Excerpts from an interface dataset
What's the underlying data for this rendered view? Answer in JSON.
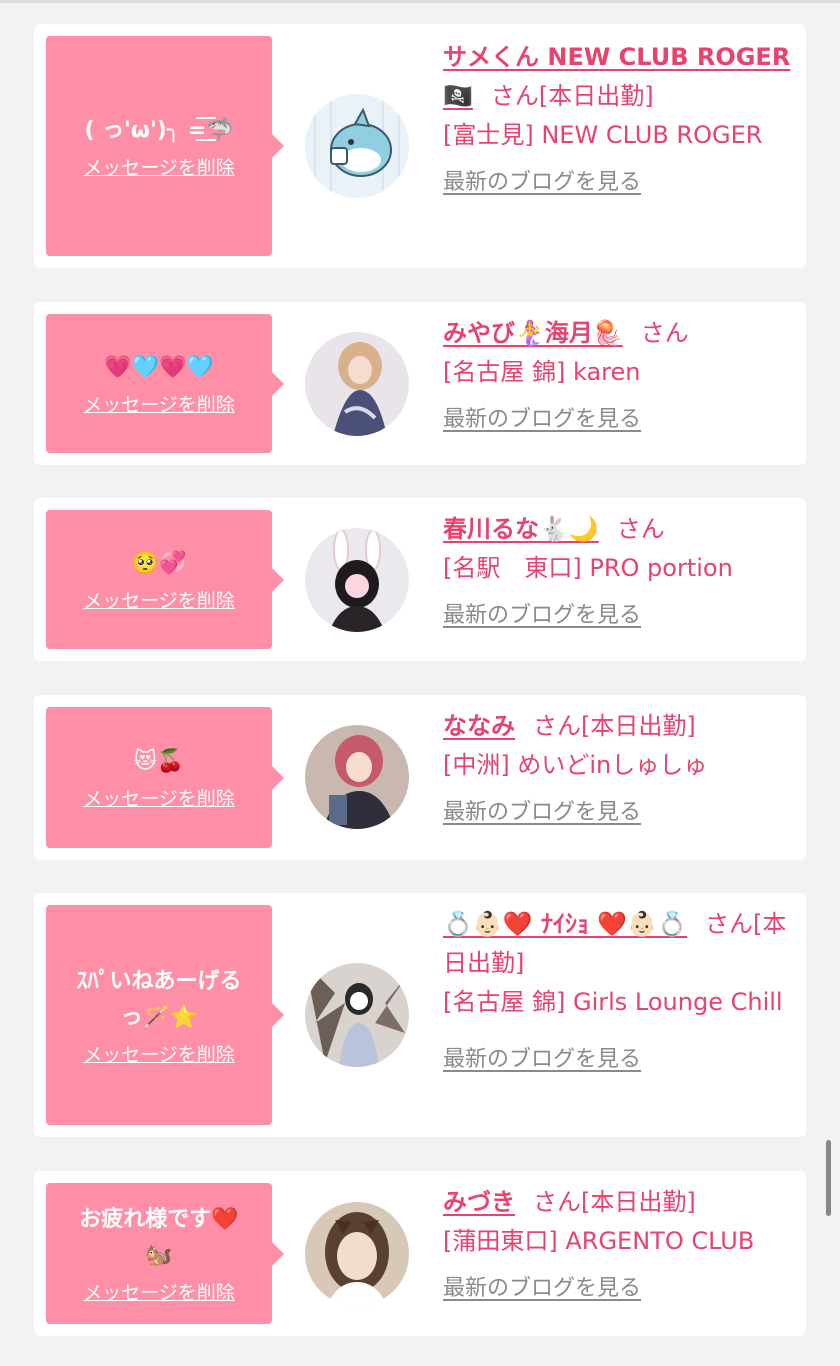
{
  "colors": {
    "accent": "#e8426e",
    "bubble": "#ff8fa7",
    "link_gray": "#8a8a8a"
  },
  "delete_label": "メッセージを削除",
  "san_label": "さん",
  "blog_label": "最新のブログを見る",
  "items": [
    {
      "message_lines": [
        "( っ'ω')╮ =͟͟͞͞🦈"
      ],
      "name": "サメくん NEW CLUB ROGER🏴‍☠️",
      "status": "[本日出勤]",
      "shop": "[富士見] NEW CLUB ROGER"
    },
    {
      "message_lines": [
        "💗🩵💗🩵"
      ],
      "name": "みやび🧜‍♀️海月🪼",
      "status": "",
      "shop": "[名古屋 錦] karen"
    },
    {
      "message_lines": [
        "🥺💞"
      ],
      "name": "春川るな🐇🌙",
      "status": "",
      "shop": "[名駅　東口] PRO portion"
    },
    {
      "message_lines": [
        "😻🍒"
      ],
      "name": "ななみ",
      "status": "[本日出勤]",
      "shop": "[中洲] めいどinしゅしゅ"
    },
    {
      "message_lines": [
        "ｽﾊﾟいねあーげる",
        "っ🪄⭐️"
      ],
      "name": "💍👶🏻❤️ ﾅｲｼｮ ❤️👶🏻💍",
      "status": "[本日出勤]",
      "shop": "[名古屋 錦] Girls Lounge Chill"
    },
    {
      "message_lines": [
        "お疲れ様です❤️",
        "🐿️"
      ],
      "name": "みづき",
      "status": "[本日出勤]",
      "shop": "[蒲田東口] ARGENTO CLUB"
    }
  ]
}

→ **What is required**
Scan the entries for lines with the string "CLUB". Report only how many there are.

→ **Task output**
3